Sometimes compliments come in surprising places. For strip-tillers, those compliments come in the book, “The Ethical Gourmet: How To Enjoy Great Food That Is Humanely Raised, Sustainable, Nonendangered and that Replenishes The Earth.”

The book by chef and journalist Jay Weinstein is also chock full of all-too-familiar criticisms of modern agriculture, ranging from confinements to farm program payments and much more. But it also contains four pages of in-depth discussion of conservation tillage. He even quotes veteran conservation consultant Dan Towery about the role herbicides play in no-tillage.

Weinstein notes that strip-till can reduce soil erosion, improve water quality and save fuel. For advocates of strip-till and other forms of conservation tillage, Weinstein’s connection of soil erosion and water quality rings true.

It made me think of strip-tillers like Jordan Bennett, who’s farming with both economically and environmentally sound practices. Bennett, who farms near Hermiston, Ore., is featured in this issue of Strip-Till Strategies and recently received a Responsible Nutrient Manager’s award at the 2011 National No-Tillage Conference in Cincinnati.

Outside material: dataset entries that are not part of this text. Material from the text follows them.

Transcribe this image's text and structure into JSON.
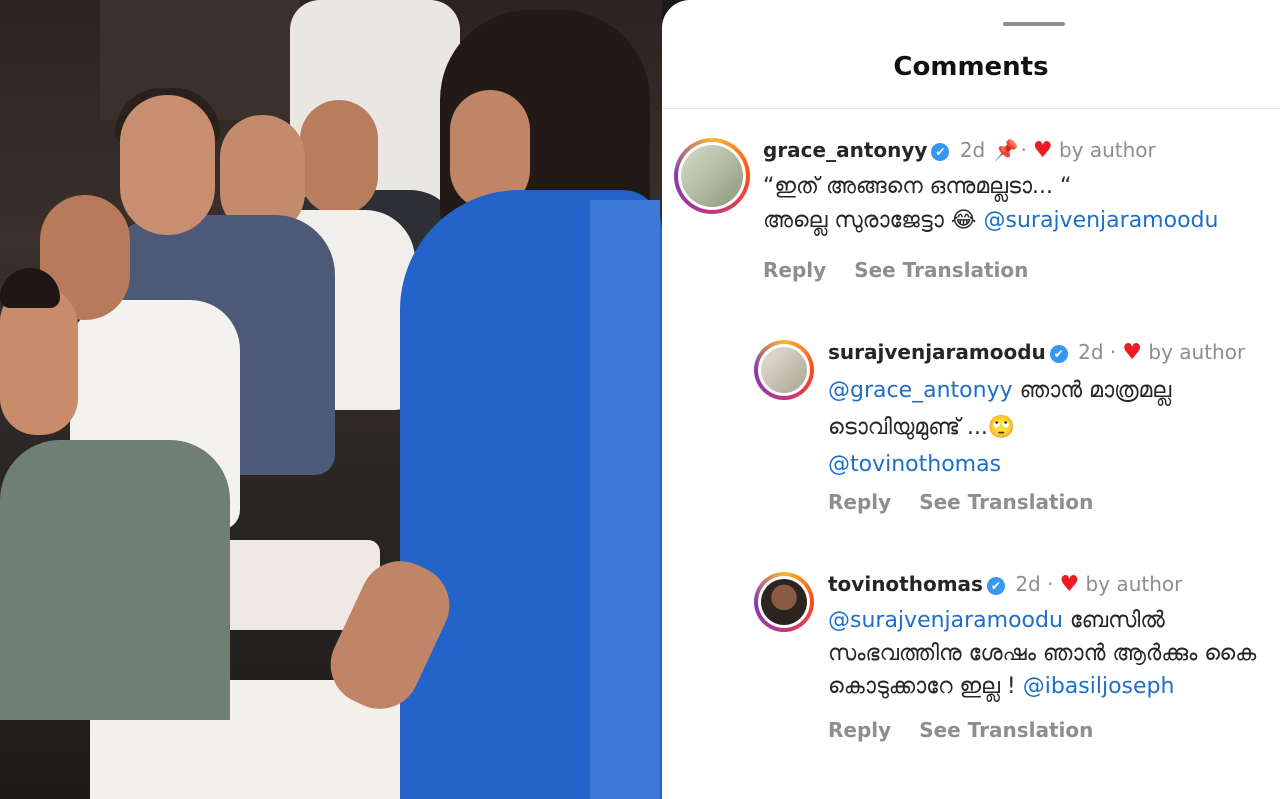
{
  "panel": {
    "title": "Comments"
  },
  "comments": [
    {
      "username": "grace_antonyy",
      "verified": "✔",
      "time": "2d",
      "pinned": "📌",
      "author_like": "by author",
      "line1": "“ഇത് അങ്ങനെ ഒന്നുമല്ലടാ... “",
      "line2_text": "അല്ലെ സുരാജേട്ടാ 😂 ",
      "line2_mention": "@surajvenjaramoodu",
      "reply": "Reply",
      "translate": "See Translation"
    },
    {
      "username": "surajvenjaramoodu",
      "verified": "✔",
      "time": "2d",
      "author_like": "by author",
      "line1_mention": "@grace_antonyy",
      "line1_text": " ഞാൻ മാത്രമല്ല",
      "line2": "ടൊവിയുമുണ്ട് ...🙄",
      "line3_mention": "@tovinothomas",
      "reply": "Reply",
      "translate": "See Translation"
    },
    {
      "username": "tovinothomas",
      "verified": "✔",
      "time": "2d",
      "author_like": "by author",
      "line1_mention": "@surajvenjaramoodu",
      "line1_text": " ബേസിൽ",
      "line2": "സംഭവത്തിനു ശേഷം  ഞാൻ ആർക്കും കൈ",
      "line3_text": "കൊടുക്കാറേ ഇല്ല ! ",
      "line3_mention": "@ibasiljoseph",
      "reply": "Reply",
      "translate": "See Translation"
    }
  ],
  "icons": {
    "heart": "♥"
  }
}
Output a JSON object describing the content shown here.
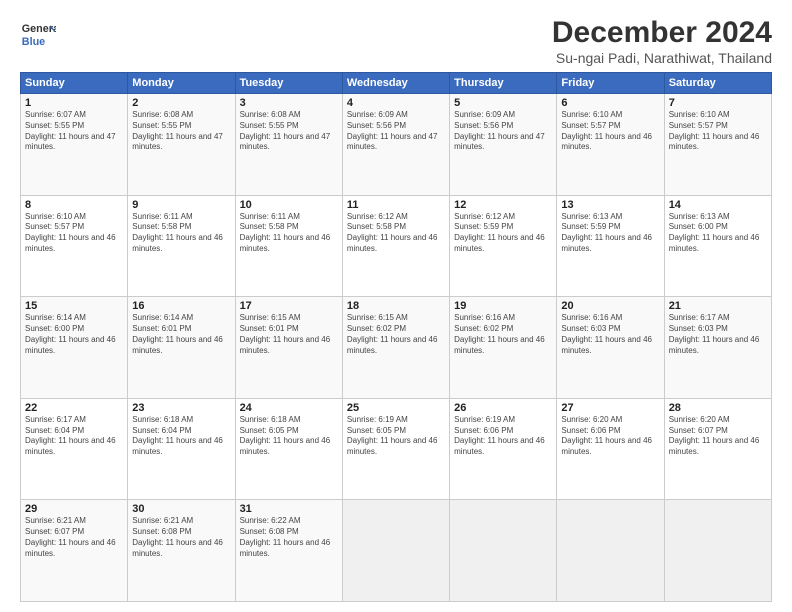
{
  "header": {
    "logo_line1": "General",
    "logo_line2": "Blue",
    "title": "December 2024",
    "subtitle": "Su-ngai Padi, Narathiwat, Thailand"
  },
  "weekdays": [
    "Sunday",
    "Monday",
    "Tuesday",
    "Wednesday",
    "Thursday",
    "Friday",
    "Saturday"
  ],
  "weeks": [
    [
      {
        "day": "1",
        "sunrise": "6:07 AM",
        "sunset": "5:55 PM",
        "daylight": "11 hours and 47 minutes."
      },
      {
        "day": "2",
        "sunrise": "6:08 AM",
        "sunset": "5:55 PM",
        "daylight": "11 hours and 47 minutes."
      },
      {
        "day": "3",
        "sunrise": "6:08 AM",
        "sunset": "5:55 PM",
        "daylight": "11 hours and 47 minutes."
      },
      {
        "day": "4",
        "sunrise": "6:09 AM",
        "sunset": "5:56 PM",
        "daylight": "11 hours and 47 minutes."
      },
      {
        "day": "5",
        "sunrise": "6:09 AM",
        "sunset": "5:56 PM",
        "daylight": "11 hours and 47 minutes."
      },
      {
        "day": "6",
        "sunrise": "6:10 AM",
        "sunset": "5:57 PM",
        "daylight": "11 hours and 46 minutes."
      },
      {
        "day": "7",
        "sunrise": "6:10 AM",
        "sunset": "5:57 PM",
        "daylight": "11 hours and 46 minutes."
      }
    ],
    [
      {
        "day": "8",
        "sunrise": "6:10 AM",
        "sunset": "5:57 PM",
        "daylight": "11 hours and 46 minutes."
      },
      {
        "day": "9",
        "sunrise": "6:11 AM",
        "sunset": "5:58 PM",
        "daylight": "11 hours and 46 minutes."
      },
      {
        "day": "10",
        "sunrise": "6:11 AM",
        "sunset": "5:58 PM",
        "daylight": "11 hours and 46 minutes."
      },
      {
        "day": "11",
        "sunrise": "6:12 AM",
        "sunset": "5:58 PM",
        "daylight": "11 hours and 46 minutes."
      },
      {
        "day": "12",
        "sunrise": "6:12 AM",
        "sunset": "5:59 PM",
        "daylight": "11 hours and 46 minutes."
      },
      {
        "day": "13",
        "sunrise": "6:13 AM",
        "sunset": "5:59 PM",
        "daylight": "11 hours and 46 minutes."
      },
      {
        "day": "14",
        "sunrise": "6:13 AM",
        "sunset": "6:00 PM",
        "daylight": "11 hours and 46 minutes."
      }
    ],
    [
      {
        "day": "15",
        "sunrise": "6:14 AM",
        "sunset": "6:00 PM",
        "daylight": "11 hours and 46 minutes."
      },
      {
        "day": "16",
        "sunrise": "6:14 AM",
        "sunset": "6:01 PM",
        "daylight": "11 hours and 46 minutes."
      },
      {
        "day": "17",
        "sunrise": "6:15 AM",
        "sunset": "6:01 PM",
        "daylight": "11 hours and 46 minutes."
      },
      {
        "day": "18",
        "sunrise": "6:15 AM",
        "sunset": "6:02 PM",
        "daylight": "11 hours and 46 minutes."
      },
      {
        "day": "19",
        "sunrise": "6:16 AM",
        "sunset": "6:02 PM",
        "daylight": "11 hours and 46 minutes."
      },
      {
        "day": "20",
        "sunrise": "6:16 AM",
        "sunset": "6:03 PM",
        "daylight": "11 hours and 46 minutes."
      },
      {
        "day": "21",
        "sunrise": "6:17 AM",
        "sunset": "6:03 PM",
        "daylight": "11 hours and 46 minutes."
      }
    ],
    [
      {
        "day": "22",
        "sunrise": "6:17 AM",
        "sunset": "6:04 PM",
        "daylight": "11 hours and 46 minutes."
      },
      {
        "day": "23",
        "sunrise": "6:18 AM",
        "sunset": "6:04 PM",
        "daylight": "11 hours and 46 minutes."
      },
      {
        "day": "24",
        "sunrise": "6:18 AM",
        "sunset": "6:05 PM",
        "daylight": "11 hours and 46 minutes."
      },
      {
        "day": "25",
        "sunrise": "6:19 AM",
        "sunset": "6:05 PM",
        "daylight": "11 hours and 46 minutes."
      },
      {
        "day": "26",
        "sunrise": "6:19 AM",
        "sunset": "6:06 PM",
        "daylight": "11 hours and 46 minutes."
      },
      {
        "day": "27",
        "sunrise": "6:20 AM",
        "sunset": "6:06 PM",
        "daylight": "11 hours and 46 minutes."
      },
      {
        "day": "28",
        "sunrise": "6:20 AM",
        "sunset": "6:07 PM",
        "daylight": "11 hours and 46 minutes."
      }
    ],
    [
      {
        "day": "29",
        "sunrise": "6:21 AM",
        "sunset": "6:07 PM",
        "daylight": "11 hours and 46 minutes."
      },
      {
        "day": "30",
        "sunrise": "6:21 AM",
        "sunset": "6:08 PM",
        "daylight": "11 hours and 46 minutes."
      },
      {
        "day": "31",
        "sunrise": "6:22 AM",
        "sunset": "6:08 PM",
        "daylight": "11 hours and 46 minutes."
      },
      null,
      null,
      null,
      null
    ]
  ],
  "labels": {
    "sunrise": "Sunrise:",
    "sunset": "Sunset:",
    "daylight": "Daylight:"
  }
}
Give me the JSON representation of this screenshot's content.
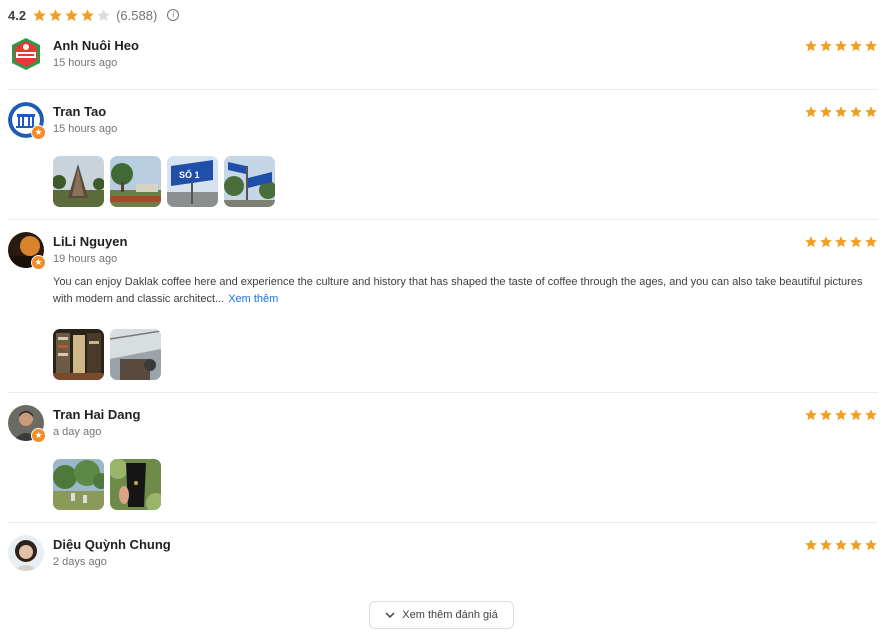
{
  "summary": {
    "score": "4.2",
    "stars": 4,
    "count": "(6.588)",
    "info_icon": "info-icon"
  },
  "reviews": [
    {
      "name": "Anh Nuôi Heo",
      "time": "15 hours ago",
      "stars": 5,
      "avatar_icon": "shop-logo-avatar",
      "text": "",
      "photos": []
    },
    {
      "name": "Tran Tao",
      "time": "15 hours ago",
      "stars": 5,
      "avatar_icon": "blue-building-avatar",
      "local_guide_icon": "local-guide-star-icon",
      "text": "",
      "photos": [
        "cone-monument-photo",
        "pine-garden-photo",
        "street-sign-photo",
        "street-sign-trees-photo"
      ]
    },
    {
      "name": "LiLi Nguyen",
      "time": "19 hours ago",
      "stars": 5,
      "avatar_icon": "sunset-avatar",
      "local_guide_icon": "local-guide-star-icon",
      "text": "You can enjoy Daklak coffee here and experience the culture and history that has shaped the taste of coffee through the ages, and you can also take beautiful pictures with modern and classic architect...",
      "more_link": "Xem thêm",
      "photos": [
        "bookshelf-photo",
        "interior-ceiling-photo"
      ]
    },
    {
      "name": "Tran Hai Dang",
      "time": "a day ago",
      "stars": 5,
      "avatar_icon": "person-avatar",
      "local_guide_icon": "local-guide-star-icon",
      "text": "",
      "photos": [
        "coffee-farm-photo",
        "coffee-cup-photo"
      ]
    },
    {
      "name": "Diệu Quỳnh Chung",
      "time": "2 days ago",
      "stars": 5,
      "avatar_icon": "woman-avatar",
      "text": "",
      "photos": []
    }
  ],
  "load_more": {
    "label": "Xem thêm đánh giá",
    "icon": "chevron-down-icon"
  },
  "colors": {
    "star": "#f0a020",
    "star_off": "#dadce0",
    "link": "#1a73e8",
    "badge": "#f28c28"
  }
}
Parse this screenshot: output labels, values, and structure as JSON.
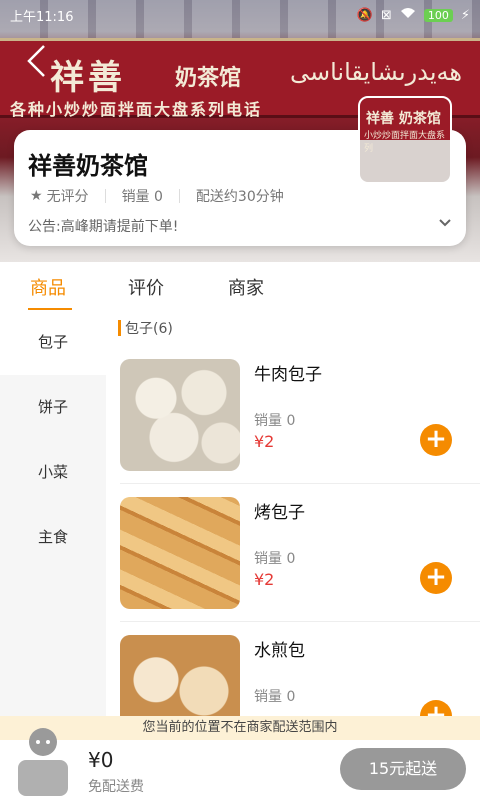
{
  "status_bar": {
    "time": "上午11:16",
    "battery": "100"
  },
  "banner": {
    "sign_main": "祥善",
    "sign_sub": "奶茶馆",
    "sign_line2": "各种小炒炒面拌面大盘系列电话",
    "sign_uyghur": "ھەيدرىشايقاناسى"
  },
  "shop": {
    "name": "祥善奶茶馆",
    "rating": "无评分",
    "sales": "销量 0",
    "delivery": "配送约30分钟",
    "notice": "公告:高峰期请提前下单!",
    "thumb_text": "祥善 奶茶馆",
    "thumb_sub": "小炒炒面拌面大盘系列"
  },
  "tabs": [
    "商品",
    "评价",
    "商家"
  ],
  "categories": [
    "包子",
    "饼子",
    "小菜",
    "主食"
  ],
  "section_title": "包子(6)",
  "products": [
    {
      "name": "牛肉包子",
      "sales": "销量 0",
      "price": "¥2"
    },
    {
      "name": "烤包子",
      "sales": "销量 0",
      "price": "¥2"
    },
    {
      "name": "水煎包",
      "sales": "销量 0",
      "price": ""
    }
  ],
  "bottom": {
    "warning": "您当前的位置不在商家配送范围内",
    "total": "¥0",
    "fee": "免配送费",
    "checkout": "15元起送"
  },
  "colors": {
    "accent": "#f58b00",
    "price": "#e53935"
  }
}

Like many other places throughout the U.S., there’s a concern in Oregon about nutrient management and water quality, and Bennett is one of many young, progressive farmers working to improve their operation in a way that also benefits the public.